TASK OBJECTIVE = Could you work out how many lines of the material below hold "JSON"? Only the number is needed.

• • • •

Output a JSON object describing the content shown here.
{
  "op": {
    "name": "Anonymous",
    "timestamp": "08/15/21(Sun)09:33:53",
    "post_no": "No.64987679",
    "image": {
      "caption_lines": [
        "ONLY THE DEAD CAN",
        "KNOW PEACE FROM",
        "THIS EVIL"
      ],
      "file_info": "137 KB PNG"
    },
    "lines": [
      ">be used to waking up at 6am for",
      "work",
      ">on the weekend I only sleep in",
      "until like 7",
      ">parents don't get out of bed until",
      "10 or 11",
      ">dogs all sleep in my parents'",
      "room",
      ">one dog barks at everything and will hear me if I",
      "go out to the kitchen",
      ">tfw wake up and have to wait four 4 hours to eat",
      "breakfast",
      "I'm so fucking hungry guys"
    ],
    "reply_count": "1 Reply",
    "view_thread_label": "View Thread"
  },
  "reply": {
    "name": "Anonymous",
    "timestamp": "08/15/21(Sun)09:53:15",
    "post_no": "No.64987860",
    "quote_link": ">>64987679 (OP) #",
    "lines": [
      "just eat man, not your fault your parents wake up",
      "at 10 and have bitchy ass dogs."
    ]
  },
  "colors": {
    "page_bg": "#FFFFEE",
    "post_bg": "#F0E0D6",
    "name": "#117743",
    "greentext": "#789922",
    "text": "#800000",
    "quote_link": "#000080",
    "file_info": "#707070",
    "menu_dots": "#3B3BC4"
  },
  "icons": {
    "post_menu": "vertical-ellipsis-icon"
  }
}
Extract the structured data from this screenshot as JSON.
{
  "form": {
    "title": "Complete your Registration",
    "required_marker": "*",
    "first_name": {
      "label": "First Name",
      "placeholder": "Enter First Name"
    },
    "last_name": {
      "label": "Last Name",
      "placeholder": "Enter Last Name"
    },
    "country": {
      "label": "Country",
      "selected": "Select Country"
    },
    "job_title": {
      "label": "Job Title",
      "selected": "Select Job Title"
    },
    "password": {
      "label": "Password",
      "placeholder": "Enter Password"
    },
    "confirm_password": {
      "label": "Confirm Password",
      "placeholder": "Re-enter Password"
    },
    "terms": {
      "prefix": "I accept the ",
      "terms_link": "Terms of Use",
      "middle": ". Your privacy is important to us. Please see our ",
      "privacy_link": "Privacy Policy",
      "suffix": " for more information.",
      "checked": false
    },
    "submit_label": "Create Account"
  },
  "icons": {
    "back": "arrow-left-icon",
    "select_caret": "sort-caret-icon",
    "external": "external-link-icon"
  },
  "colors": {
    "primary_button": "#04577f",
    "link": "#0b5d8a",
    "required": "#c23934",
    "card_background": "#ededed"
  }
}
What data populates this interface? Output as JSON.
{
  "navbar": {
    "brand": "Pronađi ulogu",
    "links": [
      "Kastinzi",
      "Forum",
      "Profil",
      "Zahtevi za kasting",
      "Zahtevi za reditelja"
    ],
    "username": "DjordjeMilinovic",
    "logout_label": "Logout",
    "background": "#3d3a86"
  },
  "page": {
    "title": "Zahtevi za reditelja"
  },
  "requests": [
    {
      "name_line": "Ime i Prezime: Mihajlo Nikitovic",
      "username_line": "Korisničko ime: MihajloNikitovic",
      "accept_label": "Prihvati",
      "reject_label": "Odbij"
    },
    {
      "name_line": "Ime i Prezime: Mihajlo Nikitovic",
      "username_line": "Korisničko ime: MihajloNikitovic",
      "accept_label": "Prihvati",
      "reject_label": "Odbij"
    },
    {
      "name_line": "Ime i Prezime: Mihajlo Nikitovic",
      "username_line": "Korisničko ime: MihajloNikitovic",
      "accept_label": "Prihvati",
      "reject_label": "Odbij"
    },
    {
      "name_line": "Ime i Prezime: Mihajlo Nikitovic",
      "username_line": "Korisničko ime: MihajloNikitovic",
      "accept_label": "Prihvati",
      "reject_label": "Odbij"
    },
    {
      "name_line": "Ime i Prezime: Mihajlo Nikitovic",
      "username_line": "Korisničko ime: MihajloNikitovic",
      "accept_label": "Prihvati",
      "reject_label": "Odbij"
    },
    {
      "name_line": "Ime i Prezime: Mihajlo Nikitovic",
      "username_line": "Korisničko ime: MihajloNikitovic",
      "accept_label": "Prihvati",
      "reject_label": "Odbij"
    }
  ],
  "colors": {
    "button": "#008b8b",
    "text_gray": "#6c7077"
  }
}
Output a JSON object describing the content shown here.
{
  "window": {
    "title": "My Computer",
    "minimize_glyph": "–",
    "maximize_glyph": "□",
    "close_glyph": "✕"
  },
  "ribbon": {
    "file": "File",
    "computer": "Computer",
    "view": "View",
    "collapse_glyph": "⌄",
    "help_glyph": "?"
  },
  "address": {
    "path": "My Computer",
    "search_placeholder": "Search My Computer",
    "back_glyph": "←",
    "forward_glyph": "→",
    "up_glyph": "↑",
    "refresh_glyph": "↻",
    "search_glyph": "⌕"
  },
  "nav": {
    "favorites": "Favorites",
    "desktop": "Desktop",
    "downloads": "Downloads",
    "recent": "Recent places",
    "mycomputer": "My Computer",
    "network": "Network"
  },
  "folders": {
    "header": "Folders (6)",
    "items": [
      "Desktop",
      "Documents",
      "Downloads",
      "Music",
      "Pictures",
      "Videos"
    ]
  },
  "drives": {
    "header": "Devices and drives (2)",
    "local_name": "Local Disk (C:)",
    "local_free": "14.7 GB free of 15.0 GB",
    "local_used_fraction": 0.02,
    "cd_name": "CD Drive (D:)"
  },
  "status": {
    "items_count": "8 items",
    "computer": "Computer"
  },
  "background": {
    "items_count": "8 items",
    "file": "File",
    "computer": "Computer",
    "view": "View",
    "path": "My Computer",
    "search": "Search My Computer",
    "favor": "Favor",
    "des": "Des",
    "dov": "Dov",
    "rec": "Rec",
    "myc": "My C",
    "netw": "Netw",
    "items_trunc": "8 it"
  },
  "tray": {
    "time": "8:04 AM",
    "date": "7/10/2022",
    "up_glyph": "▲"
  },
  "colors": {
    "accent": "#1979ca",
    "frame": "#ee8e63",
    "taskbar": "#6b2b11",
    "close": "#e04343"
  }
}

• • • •

PROBLEM SOLUTION = 4